Father Comstock sees a vision of a floating city, a new Eden.
When the Nineteenth century began, Christianity in the United States was in the early stages of what would be called the "Second Great Awakening." This movement was expressly evangelistic, restorationist and personalistic, eschewing the established denominations for forms of religion that emphasized personal conversion, charismatic leaders, heightened emotionalism, and counter-culture radicalism, while dispensing with what they perceived as accumulated traditions, and expressed through ad hoc associations like "cults," camp meetings and tent revivals. Their success can be attributed in many respects to what was later described in Frederick Jackson Turner's "Frontier Thesis": an ethos of individualism and self-reliance that was responsive to the demands of frontier settlement, with a mistrust of the established, systemic authority of governments, aristocracies, the arts, churches and academics (including scientists and formal theologians). The more spread out Americans got, the more they looked for solutions that fit their particular contexts and values.
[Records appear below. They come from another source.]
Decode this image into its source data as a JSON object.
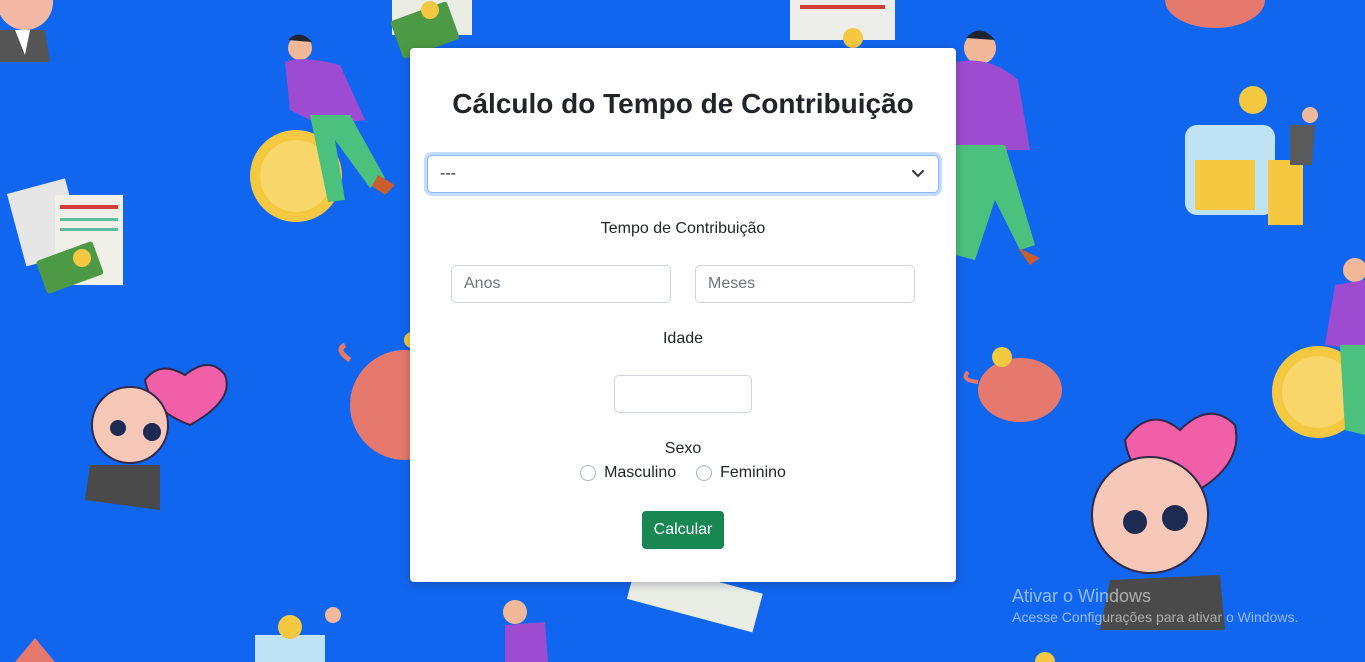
{
  "form": {
    "title": "Cálculo do Tempo de Contribuição",
    "select_value": "---",
    "tempo_label": "Tempo de Contribuição",
    "anos_placeholder": "Anos",
    "meses_placeholder": "Meses",
    "idade_label": "Idade",
    "idade_value": "",
    "sexo_label": "Sexo",
    "radio_masculino": "Masculino",
    "radio_feminino": "Feminino",
    "submit_label": "Calcular"
  },
  "watermark": {
    "line1": "Ativar o Windows",
    "line2": "Acesse Configurações para ativar o Windows."
  },
  "colors": {
    "background": "#1166f0",
    "button": "#198754",
    "focus_border": "#86b7fe"
  }
}
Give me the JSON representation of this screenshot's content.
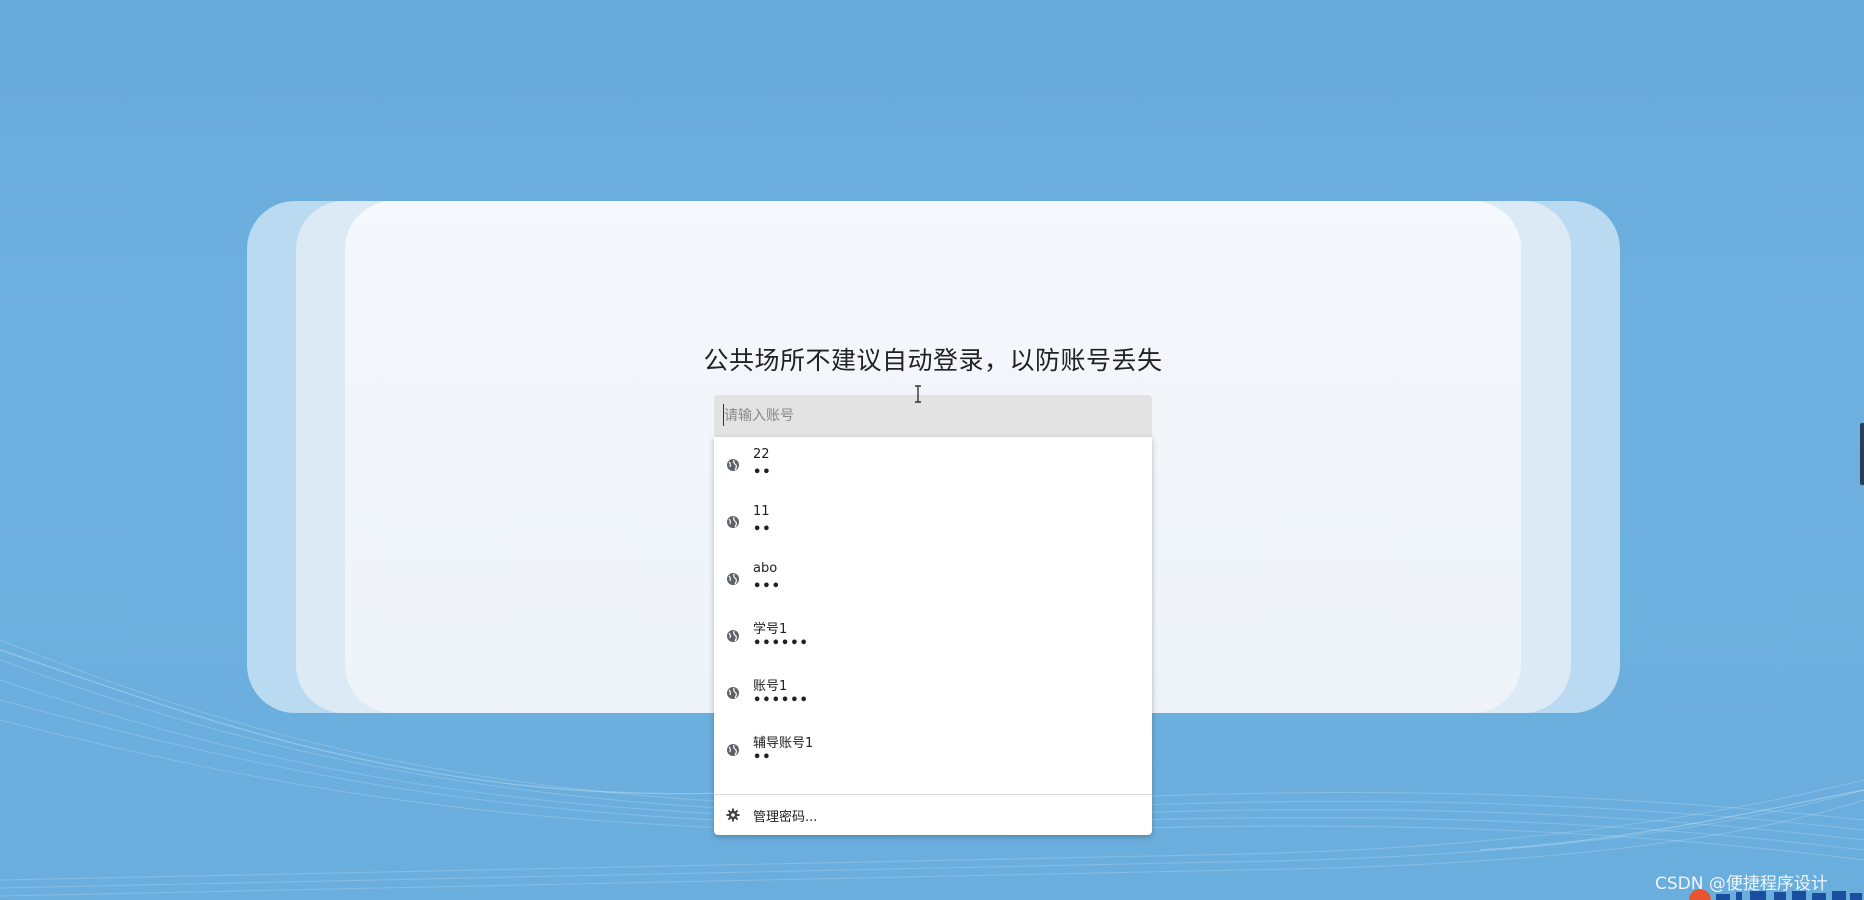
{
  "notice": "公共场所不建议自动登录，以防账号丢失",
  "account_input": {
    "placeholder": "请输入账号",
    "value": ""
  },
  "autofill": {
    "items": [
      {
        "username": "22",
        "password_mask": "••"
      },
      {
        "username": "11",
        "password_mask": "••"
      },
      {
        "username": "abo",
        "password_mask": "•••"
      },
      {
        "username": "学号1",
        "password_mask": "••••••"
      },
      {
        "username": "账号1",
        "password_mask": "••••••"
      },
      {
        "username": "辅导账号1",
        "password_mask": "••"
      }
    ],
    "manage_label": "管理密码..."
  },
  "watermark": "CSDN @便捷程序设计",
  "icons": {
    "credential": "globe-key-icon",
    "manage": "gear-icon",
    "cursor": "ibeam-cursor-icon"
  },
  "colors": {
    "background": "#6aaedd",
    "card": "#f2f6fb",
    "input": "#e3e3e3",
    "dropdown": "#ffffff"
  }
}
Some might argue that we still see echoes of these tendencies in the American zeitgeist.